Marans should have feathered shanks. While feathered legs may seem to be a liability in muddy environments, they were developed in a swampy area of France and cope with a wet environment quite well. A complete history of the Marans breed, as well as standards, pictures, and other information, is available on the Marans of America Club website. Generally, Marans have white shanks and red or orange eyes. There are 11 generally accepted colors. The Black Copper Marans are known to generally have the best egg color, especially in the U.S.When you are talking about Marans in the U.S., you hear a lot about different lines. Most often touted is the “Bev Davis” line. Bev Davis is an expert breeder who has done a lot to refine Marans in America. She has excellent breeding tips and information on her website.
I hope to be hatching Blue Birchen Marans later this week. Again, there are only two of six eggs developing, and I hope to get at least one pullet! These Marans have much lighter brown eggs and, following blue/black/splash genetics, may not all hatch truly blue – it would depend on what combination of these colors were in the breeding pen. I expect 50% to be blue. I couldn’t find any freely licensed pictures, but you can see a cockerel and their eggs here.

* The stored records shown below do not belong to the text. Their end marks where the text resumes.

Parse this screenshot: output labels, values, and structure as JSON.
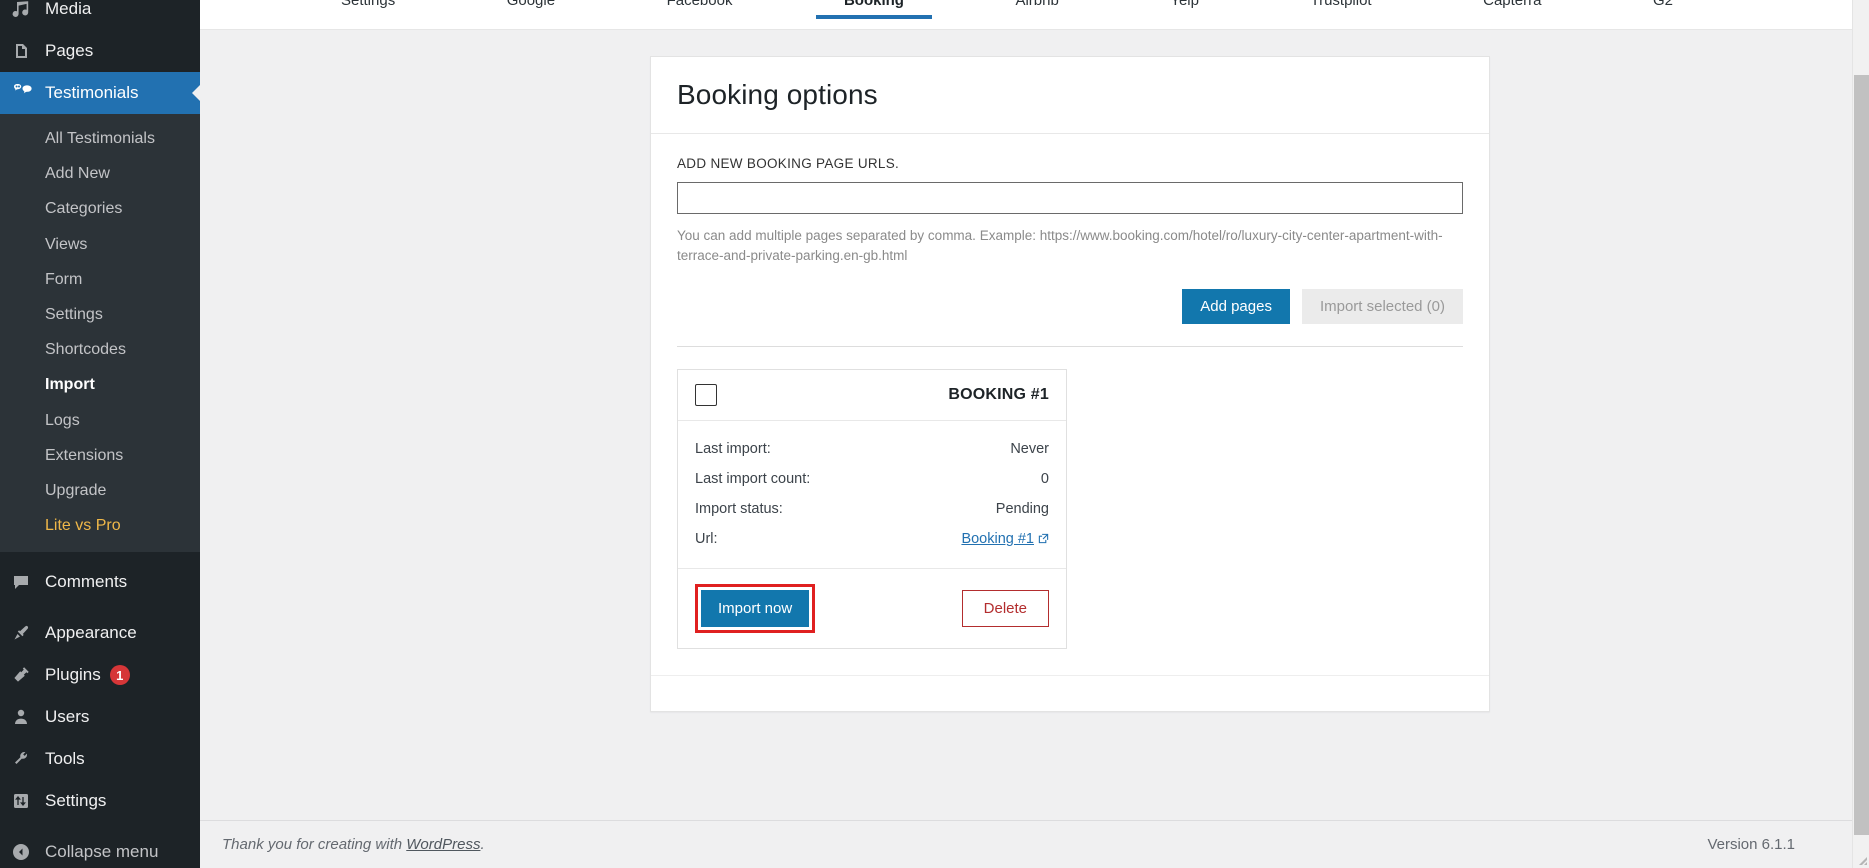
{
  "sidebar": {
    "top_items": [
      {
        "label": "Media",
        "icon": "media-icon"
      },
      {
        "label": "Pages",
        "icon": "pages-icon"
      }
    ],
    "current_item": {
      "label": "Testimonials",
      "icon": "testimonials-icon"
    },
    "submenu": [
      {
        "label": "All Testimonials",
        "state": "normal"
      },
      {
        "label": "Add New",
        "state": "normal"
      },
      {
        "label": "Categories",
        "state": "normal"
      },
      {
        "label": "Views",
        "state": "normal"
      },
      {
        "label": "Form",
        "state": "normal"
      },
      {
        "label": "Settings",
        "state": "normal"
      },
      {
        "label": "Shortcodes",
        "state": "normal"
      },
      {
        "label": "Import",
        "state": "current"
      },
      {
        "label": "Logs",
        "state": "normal"
      },
      {
        "label": "Extensions",
        "state": "normal"
      },
      {
        "label": "Upgrade",
        "state": "normal"
      },
      {
        "label": "Lite vs Pro",
        "state": "pro"
      }
    ],
    "bottom_items": [
      {
        "label": "Comments",
        "icon": "comments-icon",
        "badge": ""
      },
      {
        "label": "Appearance",
        "icon": "appearance-icon",
        "badge": ""
      },
      {
        "label": "Plugins",
        "icon": "plugins-icon",
        "badge": "1"
      },
      {
        "label": "Users",
        "icon": "users-icon",
        "badge": ""
      },
      {
        "label": "Tools",
        "icon": "tools-icon",
        "badge": ""
      },
      {
        "label": "Settings",
        "icon": "settings-icon",
        "badge": ""
      }
    ],
    "collapse": {
      "label": "Collapse menu",
      "icon": "collapse-arrow-icon"
    }
  },
  "tabs": [
    {
      "label": "Settings",
      "active": false
    },
    {
      "label": "Google",
      "active": false
    },
    {
      "label": "Facebook",
      "active": false
    },
    {
      "label": "Booking",
      "active": true
    },
    {
      "label": "Airbnb",
      "active": false
    },
    {
      "label": "Yelp",
      "active": false
    },
    {
      "label": "Trustpilot",
      "active": false
    },
    {
      "label": "Capterra",
      "active": false
    },
    {
      "label": "G2",
      "active": false
    }
  ],
  "card": {
    "title": "Booking options",
    "url_field_label": "ADD NEW BOOKING PAGE URLS.",
    "url_field_value": "",
    "url_field_placeholder": "",
    "helper_text": "You can add multiple pages separated by comma. Example: https://www.booking.com/hotel/ro/luxury-city-center-apartment-with-terrace-and-private-parking.en-gb.html",
    "add_pages_label": "Add pages",
    "import_selected_label": "Import selected (0)"
  },
  "booking_item": {
    "title": "BOOKING #1",
    "checkbox_checked": false,
    "rows": [
      {
        "label": "Last import:",
        "value": "Never",
        "is_link": false
      },
      {
        "label": "Last import count:",
        "value": "0",
        "is_link": false
      },
      {
        "label": "Import status:",
        "value": "Pending",
        "is_link": false
      },
      {
        "label": "Url:",
        "value": "Booking #1",
        "is_link": true
      }
    ],
    "import_now_label": "Import now",
    "delete_label": "Delete",
    "import_now_highlighted": true
  },
  "footer": {
    "thanks_prefix": "Thank you for creating with ",
    "wordpress_link": "WordPress",
    "thanks_suffix": ".",
    "version": "Version 6.1.1"
  },
  "colors": {
    "accent_blue": "#2271b1",
    "button_blue": "#1277ad",
    "danger_red": "#b32d2e",
    "highlight_red": "#e02020",
    "sidebar_bg": "#1d2327",
    "submenu_bg": "#2c3338",
    "pro_gold": "#f0b849"
  }
}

There is also a picture on the Feathersite article if you scroll down a ways. This is a blue version of the Birchen Marans.